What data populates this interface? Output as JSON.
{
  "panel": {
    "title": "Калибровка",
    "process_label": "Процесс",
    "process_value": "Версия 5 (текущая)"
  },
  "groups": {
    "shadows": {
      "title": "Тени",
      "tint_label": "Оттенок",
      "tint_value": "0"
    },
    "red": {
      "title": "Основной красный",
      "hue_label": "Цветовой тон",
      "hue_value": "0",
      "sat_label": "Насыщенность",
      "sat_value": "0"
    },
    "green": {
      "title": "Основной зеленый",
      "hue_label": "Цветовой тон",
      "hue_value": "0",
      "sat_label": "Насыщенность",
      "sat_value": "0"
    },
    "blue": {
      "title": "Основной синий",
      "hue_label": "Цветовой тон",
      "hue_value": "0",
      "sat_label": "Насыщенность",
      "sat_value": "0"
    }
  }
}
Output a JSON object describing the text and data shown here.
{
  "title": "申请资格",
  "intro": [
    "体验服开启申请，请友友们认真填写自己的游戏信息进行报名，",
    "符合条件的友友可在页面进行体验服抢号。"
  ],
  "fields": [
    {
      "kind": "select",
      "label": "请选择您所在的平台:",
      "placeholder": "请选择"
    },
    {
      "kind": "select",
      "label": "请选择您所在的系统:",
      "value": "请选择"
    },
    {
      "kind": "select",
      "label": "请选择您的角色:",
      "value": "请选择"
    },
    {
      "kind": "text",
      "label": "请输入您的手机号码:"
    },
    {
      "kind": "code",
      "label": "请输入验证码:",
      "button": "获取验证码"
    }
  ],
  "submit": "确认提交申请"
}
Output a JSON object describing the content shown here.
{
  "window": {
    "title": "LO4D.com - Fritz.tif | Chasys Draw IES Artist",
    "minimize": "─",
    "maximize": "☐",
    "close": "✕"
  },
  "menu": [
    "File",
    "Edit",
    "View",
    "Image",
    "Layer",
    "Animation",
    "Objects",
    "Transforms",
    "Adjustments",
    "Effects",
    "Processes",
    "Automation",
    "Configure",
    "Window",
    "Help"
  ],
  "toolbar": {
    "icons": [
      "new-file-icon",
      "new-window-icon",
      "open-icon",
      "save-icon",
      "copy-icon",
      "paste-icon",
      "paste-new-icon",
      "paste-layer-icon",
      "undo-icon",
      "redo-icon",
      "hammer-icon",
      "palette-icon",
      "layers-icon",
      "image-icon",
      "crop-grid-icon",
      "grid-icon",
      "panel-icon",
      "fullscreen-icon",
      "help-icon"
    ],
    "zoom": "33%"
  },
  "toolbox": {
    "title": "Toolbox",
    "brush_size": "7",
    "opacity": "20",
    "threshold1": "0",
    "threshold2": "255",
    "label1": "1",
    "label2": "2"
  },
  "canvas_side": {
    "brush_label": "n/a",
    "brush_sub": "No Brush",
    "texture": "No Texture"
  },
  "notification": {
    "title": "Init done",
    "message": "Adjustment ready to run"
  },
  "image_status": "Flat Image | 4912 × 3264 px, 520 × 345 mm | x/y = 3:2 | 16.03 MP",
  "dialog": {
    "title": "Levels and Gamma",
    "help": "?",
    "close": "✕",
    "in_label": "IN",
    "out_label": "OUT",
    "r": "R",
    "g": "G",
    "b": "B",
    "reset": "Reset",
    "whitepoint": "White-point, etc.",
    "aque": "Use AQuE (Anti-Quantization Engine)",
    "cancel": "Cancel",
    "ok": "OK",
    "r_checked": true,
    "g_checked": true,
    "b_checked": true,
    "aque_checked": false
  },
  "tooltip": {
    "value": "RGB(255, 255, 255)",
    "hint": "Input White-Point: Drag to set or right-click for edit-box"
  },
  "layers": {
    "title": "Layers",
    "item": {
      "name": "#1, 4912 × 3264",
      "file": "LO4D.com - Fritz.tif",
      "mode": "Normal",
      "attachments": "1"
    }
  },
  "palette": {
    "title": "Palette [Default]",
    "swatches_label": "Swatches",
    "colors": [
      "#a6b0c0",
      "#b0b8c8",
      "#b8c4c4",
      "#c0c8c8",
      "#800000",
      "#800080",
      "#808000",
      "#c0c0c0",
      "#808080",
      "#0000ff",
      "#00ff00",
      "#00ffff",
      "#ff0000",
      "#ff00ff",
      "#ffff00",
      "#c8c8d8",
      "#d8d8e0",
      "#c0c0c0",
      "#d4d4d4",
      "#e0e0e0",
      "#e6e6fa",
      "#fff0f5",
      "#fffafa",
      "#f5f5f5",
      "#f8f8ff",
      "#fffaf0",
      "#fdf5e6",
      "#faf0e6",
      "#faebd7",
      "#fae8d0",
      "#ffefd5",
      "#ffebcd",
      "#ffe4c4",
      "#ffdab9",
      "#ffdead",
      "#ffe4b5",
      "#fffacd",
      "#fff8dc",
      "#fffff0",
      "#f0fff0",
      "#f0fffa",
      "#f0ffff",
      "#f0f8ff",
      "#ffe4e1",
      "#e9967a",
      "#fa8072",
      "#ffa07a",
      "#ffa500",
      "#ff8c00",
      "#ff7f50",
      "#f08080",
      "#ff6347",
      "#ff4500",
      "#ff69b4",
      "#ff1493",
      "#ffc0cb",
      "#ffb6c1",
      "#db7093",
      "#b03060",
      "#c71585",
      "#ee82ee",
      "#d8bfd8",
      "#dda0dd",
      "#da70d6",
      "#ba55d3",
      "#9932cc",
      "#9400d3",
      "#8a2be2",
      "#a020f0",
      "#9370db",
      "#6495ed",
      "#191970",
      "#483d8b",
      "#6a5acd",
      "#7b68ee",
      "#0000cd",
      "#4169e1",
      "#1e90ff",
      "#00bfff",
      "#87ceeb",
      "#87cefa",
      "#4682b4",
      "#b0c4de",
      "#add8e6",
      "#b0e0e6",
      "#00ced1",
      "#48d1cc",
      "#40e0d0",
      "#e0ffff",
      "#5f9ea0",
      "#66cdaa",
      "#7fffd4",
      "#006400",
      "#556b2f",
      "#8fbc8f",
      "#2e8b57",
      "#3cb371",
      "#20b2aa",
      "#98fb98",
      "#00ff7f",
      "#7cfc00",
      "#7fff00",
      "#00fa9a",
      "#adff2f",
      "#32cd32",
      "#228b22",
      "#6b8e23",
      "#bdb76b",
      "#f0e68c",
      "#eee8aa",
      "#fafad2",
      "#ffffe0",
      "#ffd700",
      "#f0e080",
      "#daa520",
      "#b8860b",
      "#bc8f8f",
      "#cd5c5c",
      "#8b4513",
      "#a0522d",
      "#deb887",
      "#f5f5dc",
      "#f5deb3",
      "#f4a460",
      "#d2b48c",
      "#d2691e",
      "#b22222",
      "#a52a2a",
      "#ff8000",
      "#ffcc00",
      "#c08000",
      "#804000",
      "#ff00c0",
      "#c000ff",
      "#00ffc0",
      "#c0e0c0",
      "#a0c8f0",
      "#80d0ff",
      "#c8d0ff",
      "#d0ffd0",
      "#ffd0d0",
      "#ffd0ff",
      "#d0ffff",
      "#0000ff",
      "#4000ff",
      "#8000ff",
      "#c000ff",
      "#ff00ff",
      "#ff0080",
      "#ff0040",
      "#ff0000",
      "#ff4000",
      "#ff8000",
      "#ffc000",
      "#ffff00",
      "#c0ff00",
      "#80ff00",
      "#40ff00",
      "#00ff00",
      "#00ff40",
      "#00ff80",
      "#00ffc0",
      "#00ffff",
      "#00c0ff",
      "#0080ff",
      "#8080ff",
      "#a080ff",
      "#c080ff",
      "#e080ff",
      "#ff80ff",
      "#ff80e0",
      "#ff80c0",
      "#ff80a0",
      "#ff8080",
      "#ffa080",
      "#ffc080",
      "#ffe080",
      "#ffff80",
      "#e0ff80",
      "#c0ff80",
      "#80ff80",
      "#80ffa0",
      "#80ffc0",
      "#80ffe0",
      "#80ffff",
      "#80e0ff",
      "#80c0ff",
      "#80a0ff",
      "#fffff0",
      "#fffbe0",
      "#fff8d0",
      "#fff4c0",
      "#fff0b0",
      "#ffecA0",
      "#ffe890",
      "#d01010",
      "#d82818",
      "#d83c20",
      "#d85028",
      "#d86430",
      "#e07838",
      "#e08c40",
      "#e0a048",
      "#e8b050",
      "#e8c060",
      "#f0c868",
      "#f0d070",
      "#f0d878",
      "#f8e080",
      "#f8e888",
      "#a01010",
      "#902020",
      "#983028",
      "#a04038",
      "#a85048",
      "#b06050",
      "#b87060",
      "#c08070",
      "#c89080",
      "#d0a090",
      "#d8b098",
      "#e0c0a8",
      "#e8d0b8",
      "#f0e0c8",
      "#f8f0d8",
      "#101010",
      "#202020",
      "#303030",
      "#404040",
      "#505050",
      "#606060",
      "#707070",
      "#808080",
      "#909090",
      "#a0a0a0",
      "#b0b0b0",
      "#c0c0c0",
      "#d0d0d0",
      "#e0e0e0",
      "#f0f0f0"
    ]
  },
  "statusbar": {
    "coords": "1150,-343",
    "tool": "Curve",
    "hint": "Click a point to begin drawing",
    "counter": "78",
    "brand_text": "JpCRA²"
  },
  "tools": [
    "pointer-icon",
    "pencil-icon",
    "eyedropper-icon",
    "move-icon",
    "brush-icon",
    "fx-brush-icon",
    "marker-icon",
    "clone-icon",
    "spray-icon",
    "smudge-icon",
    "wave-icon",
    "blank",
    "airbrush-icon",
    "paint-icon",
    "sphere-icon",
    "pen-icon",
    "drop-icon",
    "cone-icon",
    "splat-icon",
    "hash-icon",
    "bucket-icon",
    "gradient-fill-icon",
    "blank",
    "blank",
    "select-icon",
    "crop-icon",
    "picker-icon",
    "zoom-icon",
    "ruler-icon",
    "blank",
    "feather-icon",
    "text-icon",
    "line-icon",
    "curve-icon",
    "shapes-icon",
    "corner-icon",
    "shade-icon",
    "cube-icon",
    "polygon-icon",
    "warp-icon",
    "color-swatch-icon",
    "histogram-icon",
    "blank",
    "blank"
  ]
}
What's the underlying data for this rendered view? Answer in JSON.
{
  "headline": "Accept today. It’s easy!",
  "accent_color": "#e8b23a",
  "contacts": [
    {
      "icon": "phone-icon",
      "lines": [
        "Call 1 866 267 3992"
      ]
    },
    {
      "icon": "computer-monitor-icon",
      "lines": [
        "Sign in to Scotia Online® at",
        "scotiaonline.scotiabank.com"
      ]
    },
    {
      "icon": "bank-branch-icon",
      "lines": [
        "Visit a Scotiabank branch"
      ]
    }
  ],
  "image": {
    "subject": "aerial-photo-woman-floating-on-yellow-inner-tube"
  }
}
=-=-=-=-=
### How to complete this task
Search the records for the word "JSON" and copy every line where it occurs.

### Written reply
What data populates this interface? Output as JSON.
Output a JSON object describing the text and data shown here.
Output a JSON object describing the content shown here.
What's the underlying data for this rendered view? Answer in JSON.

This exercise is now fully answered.